  • Well blowouts are one type of event in hydrocarbon exploration and production that generates health, safety, environmental and financial risk. Well blowouts are variously defined as 'uncontrolled flow of well fluids and/or formation fluids from the wellbore' or 'uncontrolled flow of reservoir fluids into the wellbore'. Theoretically this is irrespective of flux rate and so would include low fluxes, often termed 'leakage'. In practice, such low-flux events are not considered well blowouts. Rather, the term well blowout applies to higher fluxes that rise to attention more acutely, typically in the order of seconds to days after the event commences. Itmore » is not unusual for insurance claims for well blowouts to exceed US$10 million.

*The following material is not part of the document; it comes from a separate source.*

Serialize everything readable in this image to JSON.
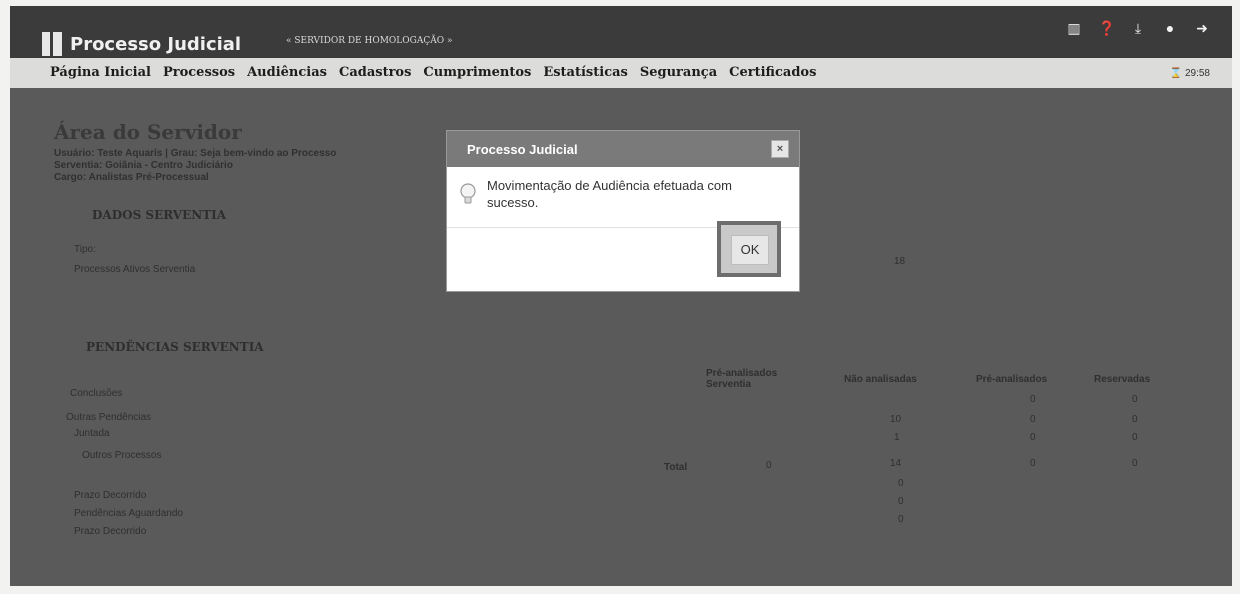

This does not imply that all blowouts are this costly, as it is likely claims are filed only for the most catastrophic events. Still, insuring against the risk of loss of well control is the costliest in the industry. The risk of well blowouts was recently quantified from an assembled database of 102 events occurring in California Oil and Gas District 4 during the period 1991 to 2005, inclusive. This article reviews those findings, updates them to a certain extent and compares them with other well blowout risk study results. It also provides an improved perspective on some of the findings. In short, this update finds that blowout rates have remained constant from 2005 to 2008 within the limits of resolution and that the decline in blowout rates from 1991 to 2005 was likely due to improved industry practice.« less
  • The United States filed suit seeking a declaration of its ownership rights in the geothermal steam and associated geothermal resources being produced by certain defendants under leases from other defendants. The United States also sought injunctive relief and damages. On a defense motion to dismiss for failure to state a claim upon which relief could be granted, and on a countermotion of the United States for summary judgment, the District Court, George B. Harris, Senior Judge, held that (1) what passed under a Stock Raising Homestead Act patent was fee title, not just the surface estate with a reservation ofmore » the subsurface, and (2) the Act's reservation of ''coal and other minerals'' to the United States did not include a reservation of geothermal steam and associated geothermal resources, since they are not ''minerals'' within the meaning of the reservation of the Act and the patents granted thereunder.« less
  • No abstract prepared.